What is required:
Images do not belong in the copy. Set down all the entries exactly.
>>>>
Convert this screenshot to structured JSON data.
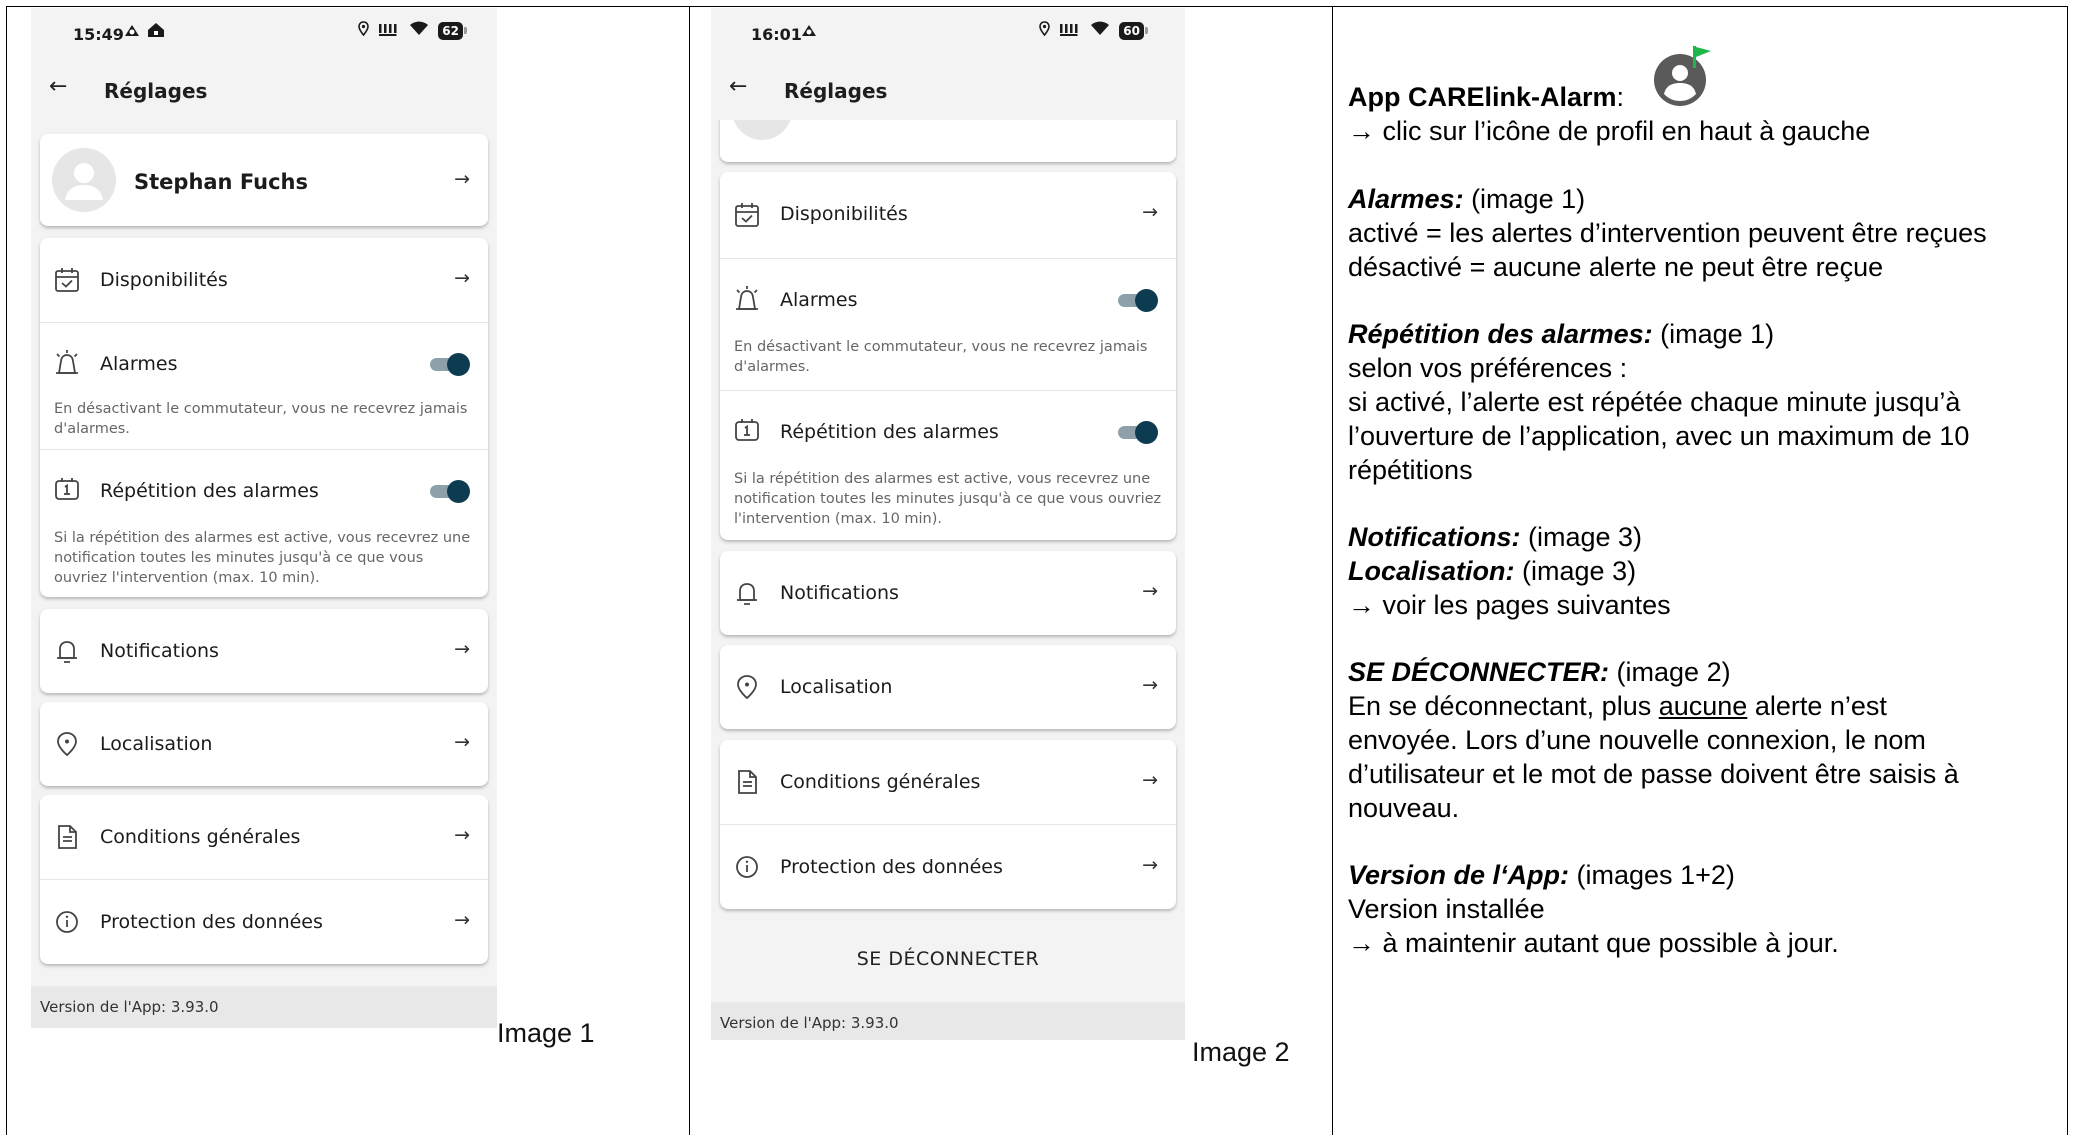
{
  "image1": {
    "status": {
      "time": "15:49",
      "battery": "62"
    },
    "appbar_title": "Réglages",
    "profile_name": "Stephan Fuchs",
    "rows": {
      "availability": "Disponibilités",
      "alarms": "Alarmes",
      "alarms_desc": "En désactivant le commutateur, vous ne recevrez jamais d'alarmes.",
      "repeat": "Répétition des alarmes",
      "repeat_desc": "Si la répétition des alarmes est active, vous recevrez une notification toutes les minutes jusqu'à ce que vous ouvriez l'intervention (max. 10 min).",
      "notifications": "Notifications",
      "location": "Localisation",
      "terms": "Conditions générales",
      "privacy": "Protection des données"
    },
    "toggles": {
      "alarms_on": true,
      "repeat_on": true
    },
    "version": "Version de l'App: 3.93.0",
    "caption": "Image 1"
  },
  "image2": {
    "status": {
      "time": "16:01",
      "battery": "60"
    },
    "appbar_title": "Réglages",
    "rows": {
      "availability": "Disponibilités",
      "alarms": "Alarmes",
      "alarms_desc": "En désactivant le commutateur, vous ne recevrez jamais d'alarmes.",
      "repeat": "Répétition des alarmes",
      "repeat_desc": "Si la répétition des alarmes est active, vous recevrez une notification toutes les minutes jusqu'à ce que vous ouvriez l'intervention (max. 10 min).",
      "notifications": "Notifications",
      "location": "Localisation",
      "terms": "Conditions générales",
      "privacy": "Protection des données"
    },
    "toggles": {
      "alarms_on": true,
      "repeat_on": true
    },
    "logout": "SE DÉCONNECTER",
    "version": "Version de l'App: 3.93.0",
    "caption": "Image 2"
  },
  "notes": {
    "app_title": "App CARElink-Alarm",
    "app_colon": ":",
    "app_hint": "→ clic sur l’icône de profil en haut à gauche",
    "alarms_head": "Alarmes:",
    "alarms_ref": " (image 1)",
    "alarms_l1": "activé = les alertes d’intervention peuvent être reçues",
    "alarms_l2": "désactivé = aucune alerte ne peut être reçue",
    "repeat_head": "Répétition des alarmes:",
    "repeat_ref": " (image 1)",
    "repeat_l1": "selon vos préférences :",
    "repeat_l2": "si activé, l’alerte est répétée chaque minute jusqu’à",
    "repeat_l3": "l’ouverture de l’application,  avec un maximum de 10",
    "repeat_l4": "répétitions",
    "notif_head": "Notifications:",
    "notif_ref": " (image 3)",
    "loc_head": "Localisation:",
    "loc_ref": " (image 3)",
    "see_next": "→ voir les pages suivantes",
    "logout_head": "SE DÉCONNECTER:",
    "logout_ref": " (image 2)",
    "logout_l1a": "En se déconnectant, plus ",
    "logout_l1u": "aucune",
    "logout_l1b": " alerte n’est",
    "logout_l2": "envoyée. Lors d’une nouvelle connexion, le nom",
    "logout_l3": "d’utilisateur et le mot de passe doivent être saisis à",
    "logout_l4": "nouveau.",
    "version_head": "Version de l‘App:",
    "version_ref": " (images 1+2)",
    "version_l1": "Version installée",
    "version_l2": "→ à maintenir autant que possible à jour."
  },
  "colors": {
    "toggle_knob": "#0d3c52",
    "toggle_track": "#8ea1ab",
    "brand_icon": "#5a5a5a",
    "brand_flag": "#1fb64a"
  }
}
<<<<
Solution to this task:
Convert this screenshot to structured JSON data.
{
  "image1": {
    "status": {
      "time": "15:49",
      "battery": "62"
    },
    "appbar_title": "Réglages",
    "profile_name": "Stephan Fuchs",
    "rows": {
      "availability": "Disponibilités",
      "alarms": "Alarmes",
      "alarms_desc": "En désactivant le commutateur, vous ne recevrez jamais d'alarmes.",
      "repeat": "Répétition des alarmes",
      "repeat_desc": "Si la répétition des alarmes est active, vous recevrez une notification toutes les minutes jusqu'à ce que vous ouvriez l'intervention (max. 10 min).",
      "notifications": "Notifications",
      "location": "Localisation",
      "terms": "Conditions générales",
      "privacy": "Protection des données"
    },
    "toggles": {
      "alarms_on": true,
      "repeat_on": true
    },
    "version": "Version de l'App: 3.93.0",
    "caption": "Image 1"
  },
  "image2": {
    "status": {
      "time": "16:01",
      "battery": "60"
    },
    "appbar_title": "Réglages",
    "rows": {
      "availability": "Disponibilités",
      "alarms": "Alarmes",
      "alarms_desc": "En désactivant le commutateur, vous ne recevrez jamais d'alarmes.",
      "repeat": "Répétition des alarmes",
      "repeat_desc": "Si la répétition des alarmes est active, vous recevrez une notification toutes les minutes jusqu'à ce que vous ouvriez l'intervention (max. 10 min).",
      "notifications": "Notifications",
      "location": "Localisation",
      "terms": "Conditions générales",
      "privacy": "Protection des données"
    },
    "toggles": {
      "alarms_on": true,
      "repeat_on": true
    },
    "logout": "SE DÉCONNECTER",
    "version": "Version de l'App: 3.93.0",
    "caption": "Image 2"
  },
  "notes": {
    "app_title": "App CARElink-Alarm",
    "app_colon": ":",
    "app_hint": "→ clic sur l’icône de profil en haut à gauche",
    "alarms_head": "Alarmes:",
    "alarms_ref": " (image 1)",
    "alarms_l1": "activé = les alertes d’intervention peuvent être reçues",
    "alarms_l2": "désactivé = aucune alerte ne peut être reçue",
    "repeat_head": "Répétition des alarmes:",
    "repeat_ref": " (image 1)",
    "repeat_l1": "selon vos préférences :",
    "repeat_l2": "si activé, l’alerte est répétée chaque minute jusqu’à",
    "repeat_l3": "l’ouverture de l’application,  avec un maximum de 10",
    "repeat_l4": "répétitions",
    "notif_head": "Notifications:",
    "notif_ref": " (image 3)",
    "loc_head": "Localisation:",
    "loc_ref": " (image 3)",
    "see_next": "→ voir les pages suivantes",
    "logout_head": "SE DÉCONNECTER:",
    "logout_ref": " (image 2)",
    "logout_l1a": "En se déconnectant, plus ",
    "logout_l1u": "aucune",
    "logout_l1b": " alerte n’est",
    "logout_l2": "envoyée. Lors d’une nouvelle connexion, le nom",
    "logout_l3": "d’utilisateur et le mot de passe doivent être saisis à",
    "logout_l4": "nouveau.",
    "version_head": "Version de l‘App:",
    "version_ref": " (images 1+2)",
    "version_l1": "Version installée",
    "version_l2": "→ à maintenir autant que possible à jour."
  },
  "colors": {
    "toggle_knob": "#0d3c52",
    "toggle_track": "#8ea1ab",
    "brand_icon": "#5a5a5a",
    "brand_flag": "#1fb64a"
  }
}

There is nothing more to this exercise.